If you think you might be interested in participating in this project, please get in touch. 

I am also interested in hearing from mental health researchers who would like to flag their latest child/youth mental health research for me and any Canadian mental health-related organizations who would like to have a conversation about what their organizations can bring to this project.


Ann Douglas
annmdouglas [ at ] 

Another Reason Why Babies -- and Parents -- Lose Sleep

Added on by Ann Douglas.

When babies are learning new things, they may miss out on sleep. That's the conclusion of a study I write about in today's Toronto Star. I interviewed eight parents, a sleep expert, and an expert in infant development.

Unfortunately, my article was too long and some of the wisdom that the parents shared with me had to be cut from the original article. Rather than allow those bits of wisdom to be lost, I thought I'd share their experiences via this blog.

I think I'm going to start doing this more often -- sharing outtakes from some of my articles. Some really good stuff gets lost on the editing room floor. What's more, I really appreciate the time parents spend sharing their experiences with me and I don't want their contributions to be lost.

Image Credit: Shutterstock/Ambrozinio

Image Credit: Shutterstock/Ambrozinio

Anyway, here's what the parents who didn't end up being quoted in the article had to say:

“Max (8 months old) is definitely working on crawling. He’s still not sleeping through the night and his sleep seems to have gotten worse lately.”
- Michelle Williams, mother of three, St. John’s, Newfoundland

“Eli was a fairly good sleeper up until age six months. Lately, he’s been up twice, if not three or four times, each night. He just started crawling this week.”
- Laura Kohoko, mother of four, Toronto

“There definitely have been some challenges with sleep. From the time Charlotte was 8 months to about 9 ½ months, she was very fussy at night.”
- Mike Reynolds, father of two, Ottawa

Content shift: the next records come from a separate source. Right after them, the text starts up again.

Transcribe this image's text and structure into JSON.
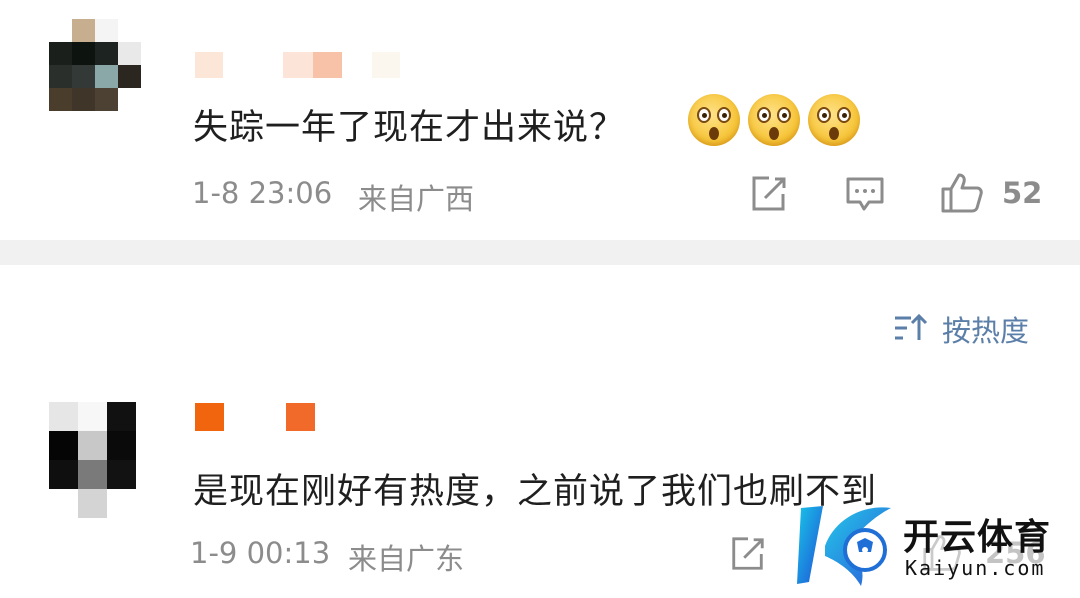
{
  "comments": [
    {
      "text": "失踪一年了现在才出来说？",
      "emoji": [
        "flushed-face-emoji",
        "flushed-face-emoji",
        "flushed-face-emoji"
      ],
      "timestamp": "1-8 23:06",
      "location": "来自广西",
      "likes": "52"
    },
    {
      "text": "是现在刚好有热度，之前说了我们也刷不到",
      "timestamp": "1-9 00:13",
      "location": "来自广东",
      "likes": "256"
    }
  ],
  "sort": {
    "label": "按热度",
    "icon": "sort-icon"
  },
  "watermark": {
    "brand": "开云体育",
    "domain": "Kaiyun.com",
    "logo_letter": "K"
  },
  "colors": {
    "meta_gray": "#8c8c8c",
    "sort_blue": "#5b7fa8",
    "divider": "#f1f1f1",
    "watermark_blue": "#1f6fd6"
  }
}
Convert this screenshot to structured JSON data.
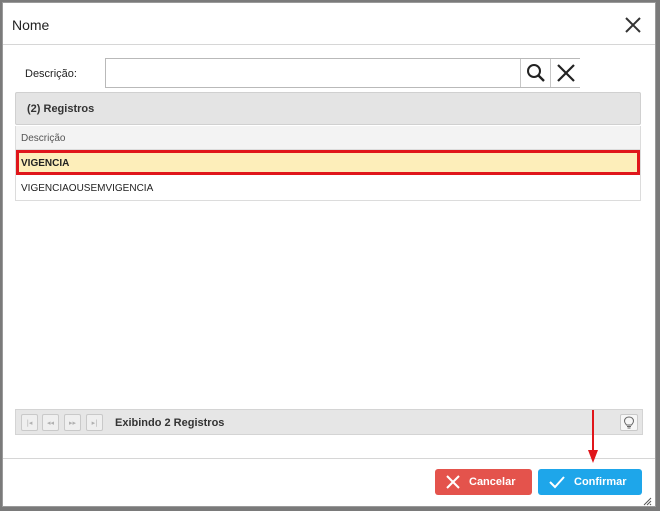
{
  "dialog": {
    "title": "Nome"
  },
  "search": {
    "label": "Descrição:",
    "value": "",
    "placeholder": ""
  },
  "grid": {
    "header": "(2) Registros",
    "column": "Descrição",
    "rows": [
      {
        "label": "VIGENCIA",
        "selected": true
      },
      {
        "label": "VIGENCIAOUSEMVIGENCIA",
        "selected": false
      }
    ]
  },
  "pager": {
    "first": "|◂",
    "prev": "◂◂",
    "next": "▸▸",
    "last": "▸|",
    "status": "Exibindo 2 Registros"
  },
  "buttons": {
    "cancel": "Cancelar",
    "confirm": "Confirmar"
  },
  "colors": {
    "cancel": "#e4534c",
    "confirm": "#1ea6ea",
    "selected_row_bg": "#fdeeba",
    "highlight_border": "#e0161b",
    "annotation_arrow": "#e0161b"
  },
  "icons": {
    "close": "close-icon",
    "search": "search-icon",
    "clear": "clear-icon",
    "bulb": "lightbulb-icon",
    "cancel": "x-icon",
    "confirm": "check-icon"
  }
}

“Once Erik had crawling down pat, his sleep improved for a while. Now he’s learning to walk and he’s quite obsessed about that and back to waking up more in the night.”
- Kim Winiski, mother of two, Calgary